OVERLAND PARK, KS (KCTV) — A local track coach has been struggling for months with COVID and might need a lung transplant because of it.
Tom Lester was sitting in a recliner in his ex-wife’s Overland Park home Thursday afternoon. As he spoke, a sharp breath that sounded like a hiss punctuated every few words
“I don’t want anybody to go through what I’m going through. It’s, it’s hell,” he said.
Lester has been Blue Springs High School’s assistant boys’ track and field coach for the past five years. He made it through one week as assistant boys’ cross country coach before he went to Lee’s Summit Medical Center in August with trouble breathing.
Within a week, he was in the ICU. He was hospitalized for 48 days. He’s been in rehab and therapy for 70 days and counting.
Lester now has tubes twisted all around him. He can’t go anywhere without oxygen, and even with it, he can’t go far.
“To do the simplest things, to get up to make a peanut butter sandwich, is a struggle,” he described.
A tall guy, his weight before being hospitalized was 215 pounds. He lost 65 pounds after getting blood clots in his lungs, then a collapsed lung.
He moved in with his ex-wife, the mother of his two girls and still a close friend, to help nurse him back to some semblance of health.
“I’ve got to get stronger. I’ve got to eat. Debbie is helping me with that,” he said.
He went to the hospital because he was having trouble breathing. He’d seen the news about the Delta variant of COVID. He thought he should go to the hospital just in case. Still, he figured he wouldn’t be there long.
“I was foolish enough not to get the shot. I didn’t really have a major reason. I just chose not to get it,” he explained.
“It wasn’t that he was opposed to it. He was like, ‘I’ll be fine,’” explained Debbie Mann, his ex-wife.
“I’m pretty healthy for a 57-year-old guy,” he recalled thinking.
That was his reason for skipping it. Now, he takes pleasure in being the reason an old friend took the leap to get vaccinated in October after seeing how Lester was doing.
“It scared the hell out of him. And he and I talked. And the next day he said, ‘Tom, I went and got a shot because of you.’ I was very happy,” he said. “I was happy I influenced one person.

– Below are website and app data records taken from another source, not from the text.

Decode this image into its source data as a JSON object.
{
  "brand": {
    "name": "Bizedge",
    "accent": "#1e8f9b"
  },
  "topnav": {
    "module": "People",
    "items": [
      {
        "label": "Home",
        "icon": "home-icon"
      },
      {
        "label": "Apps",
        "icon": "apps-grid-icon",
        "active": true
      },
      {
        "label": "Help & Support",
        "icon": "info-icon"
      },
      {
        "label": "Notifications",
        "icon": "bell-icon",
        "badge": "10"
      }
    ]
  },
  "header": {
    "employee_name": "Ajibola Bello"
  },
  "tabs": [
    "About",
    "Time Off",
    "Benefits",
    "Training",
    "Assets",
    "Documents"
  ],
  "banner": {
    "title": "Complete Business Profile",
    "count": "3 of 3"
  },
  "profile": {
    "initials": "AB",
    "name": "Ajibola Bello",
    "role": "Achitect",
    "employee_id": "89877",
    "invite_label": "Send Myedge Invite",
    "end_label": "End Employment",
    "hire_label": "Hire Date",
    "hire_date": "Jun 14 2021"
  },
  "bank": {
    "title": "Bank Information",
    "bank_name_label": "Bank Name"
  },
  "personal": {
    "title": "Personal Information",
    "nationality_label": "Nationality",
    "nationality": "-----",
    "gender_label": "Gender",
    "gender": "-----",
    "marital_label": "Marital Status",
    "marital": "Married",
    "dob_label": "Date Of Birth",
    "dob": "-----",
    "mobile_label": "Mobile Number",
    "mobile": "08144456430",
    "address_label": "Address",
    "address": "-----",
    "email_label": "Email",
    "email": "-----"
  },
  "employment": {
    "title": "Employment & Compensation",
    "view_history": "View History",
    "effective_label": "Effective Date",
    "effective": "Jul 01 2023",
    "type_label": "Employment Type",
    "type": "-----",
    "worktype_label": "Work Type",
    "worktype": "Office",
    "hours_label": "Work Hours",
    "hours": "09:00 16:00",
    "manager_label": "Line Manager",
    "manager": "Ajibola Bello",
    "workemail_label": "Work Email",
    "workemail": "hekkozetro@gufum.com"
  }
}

That’s a start.”
He notes the trouble with his physical health aren’t confined to him. It impacts others who now need to help care for him, and shuttle him to and from medical appointments. That is his only real time outside Mann’s house.
Mann said it has been a blessing to her and their daughters to care for him after all he’s done for them. It’s their chance to give back.
Lester’s days now are spent mostly in front of the TV, watching anything sports. What keeps him going is the idea of coaching again.
“I want to, even if it’s in a golf cart,” he said.
His coaching life has involved encouraging kids. Now, he’s coaching to a larger audience.
“Let me be the case study in [what happens] not getting the shot. Go get it,” he implored. “You still may get [COVID], but I don’t think you’ll get it nearly what I’ve had to go through.”
It’s not just his health that been impacted. A long hospital stay and breathing equipment is expensive.
Mann showed us a lightweight, portable oxygen tank he’s had his eye on, so he can move around more often. It cost $2,500.
Some in the running world have begun a fundraiser on GoFundMe. You can find the link here.